Sensor drivers, in general, do not have any access to memory that they did not own before being registered. For example, if a sensor registers a buffer that was copied from user memory, the sensor driver is the only one that could have done that. This could lead to a sensor driver reading from or writing to kernel memory that it does not own. This out of bounds read or write can result in a local denial of service in the sensor driver. Sensor drivers are not subject to the same code review standards as other code. One reason for this is that sensor drivers are often developed by networking and other non-kernel developers. Another reason is that sensor drivers are often developed by non-programmers. Sensor drivers are often developed by vendors and sensor hardware companies. Vendors and sensor hardware companies often do not follow the same coding standards as other developers. Vendors and sensor hardware companies often do not follow the same security standards as other developers. This means that the same code review standards and security standards that are normally used for other code might not be used for sensor drivers.
Kernighan, Brian P. "4.4 BSD UNIX System Calls."
Kernighan, Brian P., and Dale M. Dougherty. The Unix Programming Environment: Seventh Edition . Boston, MA: Addison-Wesley Professional, 1999.

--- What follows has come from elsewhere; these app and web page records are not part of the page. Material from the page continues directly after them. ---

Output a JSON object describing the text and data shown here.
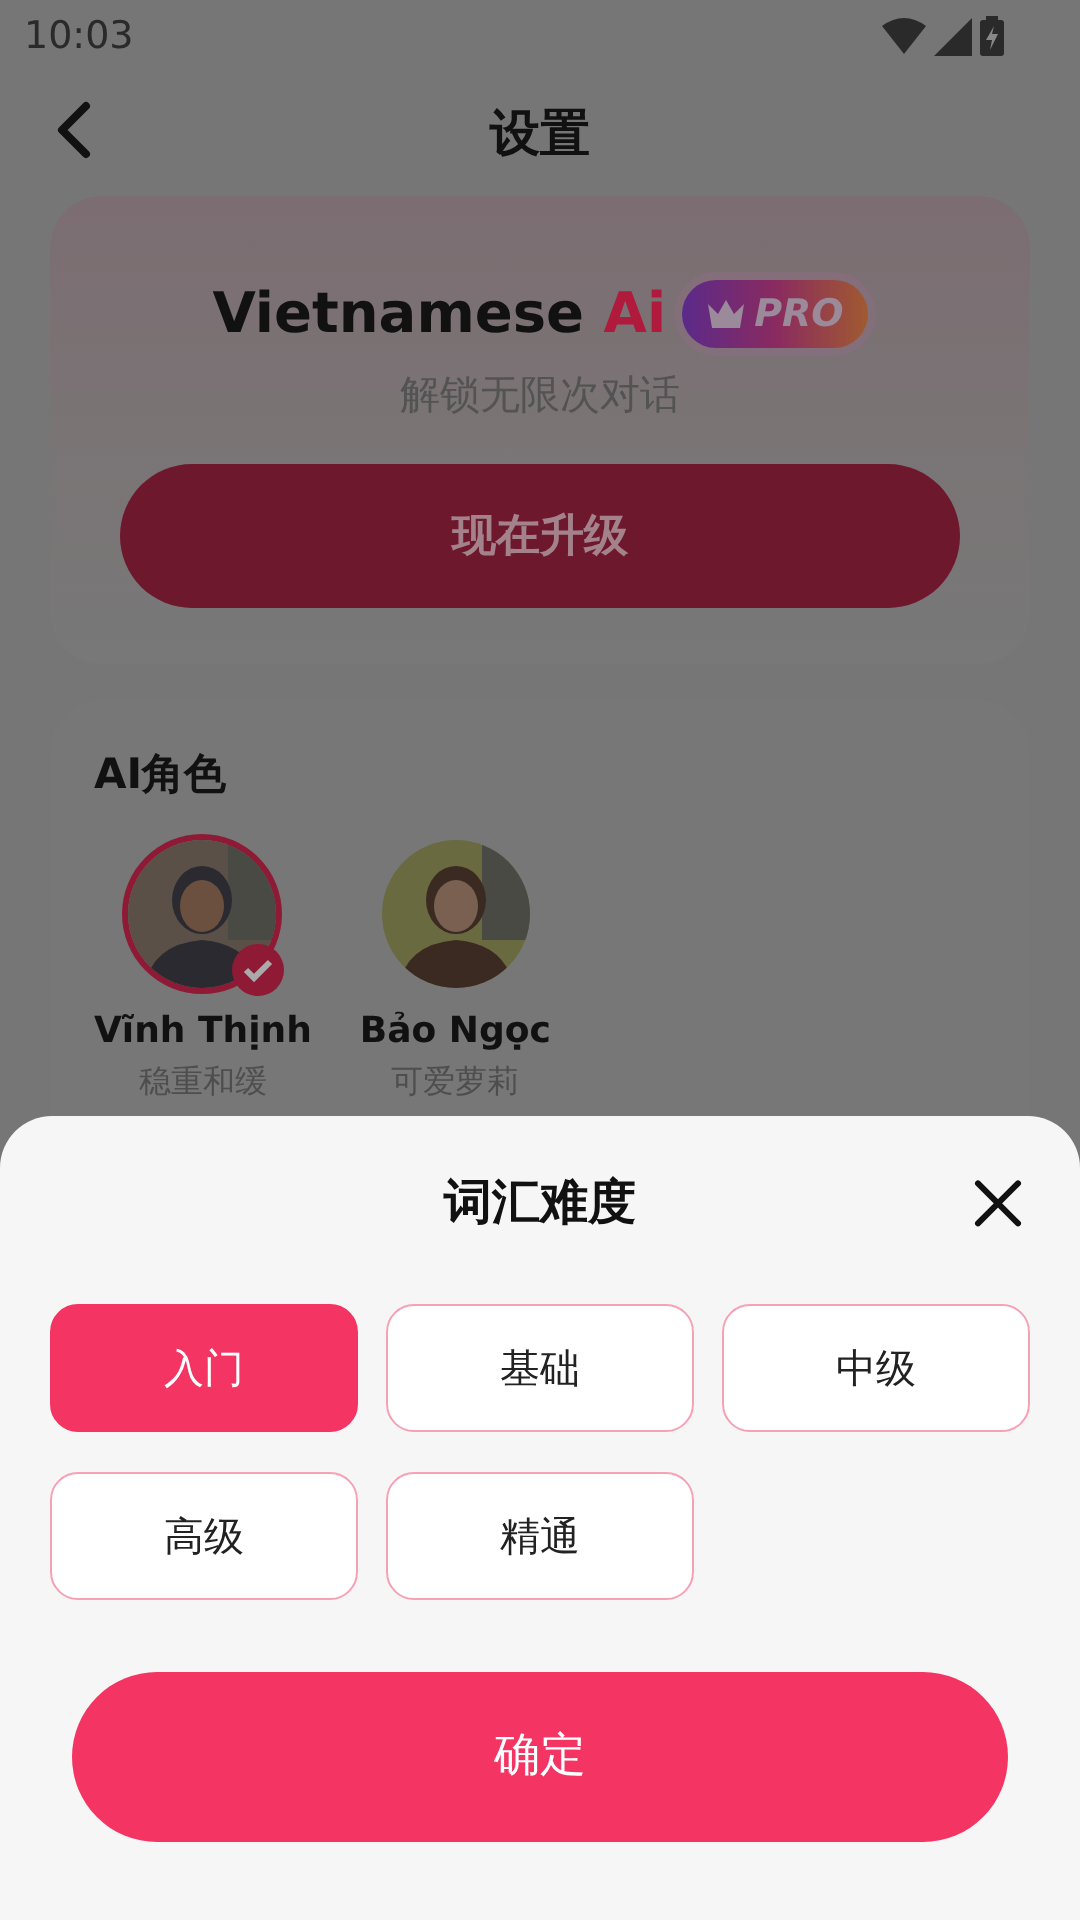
{
  "status_bar": {
    "time": "10:03"
  },
  "header": {
    "title": "设置"
  },
  "pro_card": {
    "title": "Vietnamese",
    "title_accent": "Ai",
    "badge": "PRO",
    "subtitle": "解锁无限次对话",
    "button": "现在升级"
  },
  "characters": {
    "title": "AI角色",
    "items": [
      {
        "name": "Vĩnh Thịnh",
        "description": "稳重和缓",
        "selected": true
      },
      {
        "name": "Bảo Ngọc",
        "description": "可爱萝莉",
        "selected": false
      }
    ]
  },
  "sheet": {
    "title": "词汇难度",
    "options": [
      {
        "label": "入门",
        "selected": true
      },
      {
        "label": "基础",
        "selected": false
      },
      {
        "label": "中级",
        "selected": false
      },
      {
        "label": "高级",
        "selected": false
      },
      {
        "label": "精通",
        "selected": false
      }
    ],
    "confirm": "确定"
  }
}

"Chapter 2 - Linux Kernel Data Structures."
How do I find Sensor Code?
The best place to look for sensor code is the source code for the Linux kernel. If you find a sensor driver in the kernel, it is likely that the vendor that provided it did not follow any of the standards or guidelines required by other developers. In many cases, they did not even provide their own code review or automated tools like Coverity Scan.
How to detect and prevent arbitrary code execution in sensor drivers
If you are developing or shipping a sensor driver, it is important to review that driver's code for potential bugs. Use one of the following methods to detect and prevent arbitrary code execution in sensor drivers:
1) Have your sensor driver compile with the CONFIG_RELAXED_USER_SECURITY kernel configuration option disabled. If your sensor driver does not compile with this option disabled, consider refactoring it so that it does.
2) Use tools such as ptrace(1) or syscalls(2) to watch for accesses to kernel memory by your sensor driver.
3) Add hardware breakpoints to your sensor driver. These breakpoints can be configured through an interrupt handler when the hardware detects an access violation.
Published on: 10/14/2022 19:15:00 UTC
Last modified on: 10/18/2022 18:10:00 UTC